Like dominoes falling, all of these running game woes affect the whole team—offense and defense. Without a running game it becomes much more difficult to sustain drives, there are more 3rd and long situations and more 3 and outs. It is tougher to pass protect because the opposing defense can ignore the run and just “pin their ears back” and get after the quarterback with the pass rush; yet the team is forced to pass more and more, which is what happened to the Seahawks this year, and which plays right into the hands of the defense. This means, of course, that the Seattle defense has to spend more and more time on the field and becomes more exhausted (remember the first Arizona game this year?), which leads to breakdowns and mistakes. It is true that great defense wins games and championships, but an offense that sustains drives and converts its 3rd downs and gets touchdowns in the “red zone” goes a very long way in assisting that championship defense; and the Seahawks just haven’t had that offense consistently this year.
So now, here our team sits, with all of the situations described above while getting ready for this home playoff game against the Detroit Lions. I was looking at the playoff brackets recently and realized that we probably have as favorable a path to the Super Bowl as we could expect, given the season we’ve had. If we beat Detroit we would then go to Atlanta to face a Falcons team we have already defeated once this year. I know the Falcons have an awesome offense and quarterback Matt Ryan has had a stellar season, but the Falcons don’t scare me. I actually think the Hawks could beat them. Meanwhile, Green Bay takes on the New York Giants in the other NFC Wild Card game this weekend, and the winner goes to Dallas in the divisional round to play the Cowboys. The Packers are hot and the Giants have already defeated Dallas twice this year. Either team has a decent shot at beating Dallas, I think, and if that happens, and the Hawks beat Atlanta, then guess what? We have another NFC Championship game at “The Clink”—and, after all we’ve been through this year, wouldn’t that be something?!
But to make all that happen, or even have a chance of happening, the Seahawks MUST defeat Detroit. To accomplish that I think Hawks quarterback Russell Wilson is the X factor. It looks like he is fully recovered or almost fully recovered from his ankle and knee injuries. If so he needs to shit-can the knee brace, as I have heard he is contemplating doing, and just cut it loose. A mobile Russell Wilson will go a long ways towards off-setting the inconsistencies described above. We aren’t going to remedy fully this offensive line or our running back situation in time for this playoff game or this playoff run; but Russell Wilson playing with the mobility, elusiveness and verve we are accustomed to IS, I think, possible; and that is what the Seahawks need him to do.

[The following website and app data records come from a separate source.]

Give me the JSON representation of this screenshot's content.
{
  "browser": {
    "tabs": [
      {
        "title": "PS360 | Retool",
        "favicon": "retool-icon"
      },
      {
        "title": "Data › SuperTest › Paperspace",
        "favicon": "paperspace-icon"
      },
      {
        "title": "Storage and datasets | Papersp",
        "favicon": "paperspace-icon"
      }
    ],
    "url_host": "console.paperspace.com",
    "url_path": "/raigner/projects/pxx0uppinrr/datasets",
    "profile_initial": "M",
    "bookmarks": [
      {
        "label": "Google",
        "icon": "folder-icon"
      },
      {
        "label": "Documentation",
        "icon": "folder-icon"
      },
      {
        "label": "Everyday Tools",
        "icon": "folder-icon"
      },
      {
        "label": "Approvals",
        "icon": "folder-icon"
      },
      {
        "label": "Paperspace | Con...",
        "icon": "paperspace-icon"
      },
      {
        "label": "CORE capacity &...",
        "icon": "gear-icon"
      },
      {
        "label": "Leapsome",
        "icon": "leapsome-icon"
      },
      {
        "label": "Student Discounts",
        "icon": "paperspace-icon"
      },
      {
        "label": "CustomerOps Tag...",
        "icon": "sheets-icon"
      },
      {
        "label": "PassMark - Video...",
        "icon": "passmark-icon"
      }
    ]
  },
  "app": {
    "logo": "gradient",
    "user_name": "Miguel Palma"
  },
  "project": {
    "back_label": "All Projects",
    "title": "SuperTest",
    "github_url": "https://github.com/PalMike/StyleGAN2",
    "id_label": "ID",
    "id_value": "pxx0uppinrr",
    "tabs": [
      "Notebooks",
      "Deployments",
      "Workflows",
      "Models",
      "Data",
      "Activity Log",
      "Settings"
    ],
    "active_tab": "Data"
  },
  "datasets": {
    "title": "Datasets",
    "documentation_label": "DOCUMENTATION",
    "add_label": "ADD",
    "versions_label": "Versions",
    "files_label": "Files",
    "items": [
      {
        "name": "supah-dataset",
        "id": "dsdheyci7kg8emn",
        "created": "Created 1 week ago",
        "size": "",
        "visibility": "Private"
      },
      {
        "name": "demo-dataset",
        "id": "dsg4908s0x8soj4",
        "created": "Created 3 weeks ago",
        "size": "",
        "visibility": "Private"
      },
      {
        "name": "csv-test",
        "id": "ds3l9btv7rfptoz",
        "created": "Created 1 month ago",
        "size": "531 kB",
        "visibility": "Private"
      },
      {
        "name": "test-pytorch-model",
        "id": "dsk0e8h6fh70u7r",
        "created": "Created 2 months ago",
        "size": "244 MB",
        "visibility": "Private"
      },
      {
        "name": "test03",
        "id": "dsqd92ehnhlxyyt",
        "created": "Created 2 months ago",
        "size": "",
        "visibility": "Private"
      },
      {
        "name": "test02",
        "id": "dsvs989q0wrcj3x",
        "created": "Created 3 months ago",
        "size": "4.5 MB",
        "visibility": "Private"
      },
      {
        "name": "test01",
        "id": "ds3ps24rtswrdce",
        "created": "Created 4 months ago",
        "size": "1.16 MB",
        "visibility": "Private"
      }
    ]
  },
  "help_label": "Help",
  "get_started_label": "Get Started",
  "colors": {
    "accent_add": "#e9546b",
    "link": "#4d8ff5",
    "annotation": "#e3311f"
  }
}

Simply put, for a deep playoff run this year the Seahawks just need Russell Wilson to be RUSSELL WILSON!
I have a feeling he will be.
Copyright © 2017
By Mark Arnold
All Rights Reserved